The bigger lesson, the one some little girls to their graves not knowing, is that beauty is not mandatory. Some of us will never be beautiful, and none of us will be beautiful forever, at least not by society’s standards, and that’s okay. Beauty is not the only or most important measure of a person’s worth if she is female.

The cult of thinness is a particular assault on the mental and physical health of women and girls. Beauty, though, as Naomi Wolf observed in ‘The Beauty Myth,’ is always about “prescribing behaviour and not appearance.” It’s why we train little girls in shame and self-repression just when we should be letting their imaginations run riot. It’s about teaching little girls to control their bodies, and thereby their destinies. And that’s what makes Barbie a relic – not just her unattainable proportions or the way she smiles all the time  despite having no genitals, no nipples, and no room in her torso to fit internal organs. Barbie is a relic because girls and their parents are no longer quite so interested in that sort of doll. They don’t want to buy it, and they don’t want to be it, because it’s boring. They’re far more interested in Mattel’s other line, Monster high, where the dolls come with blue and green skin, fangs, fins, horns and tentacles. I may or may not have ordered the zombie-unicorn doll, purely for research purposes. 

What toy manufacturers, along with almost every other industry that markets to women and girls has not understood is that women want more than to be told we’re pretty. We want power. We want respect. We want control over our bodies and ownership over our desires. We want to be valued as human beings, whatever we look like, whatever we do for a living. We want the same basic rights to autonomy and agency that men have always enjoyed. And that’s just for starters.

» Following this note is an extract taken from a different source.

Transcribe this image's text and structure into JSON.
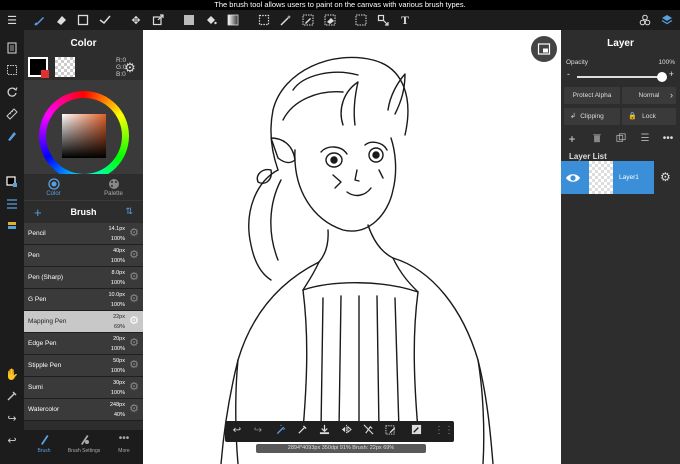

There is nothing particularly revolutionary about suggesting different models for sexual objectification. Beauty standards have shifted over the centuries, as a quick walk around any national gallery will remind you, but the duty to be beautiful at all costs is the real obstacle to women’s health and wellbeing. The idea that girls can be be beautiful at a gargantuan size eight is small, positive reform – but the real change will come when they realise they don’t need to be. Girls do not owe the world a pretty face and a plastic smile, and they won’t be fobbed off with yesterday’s toys.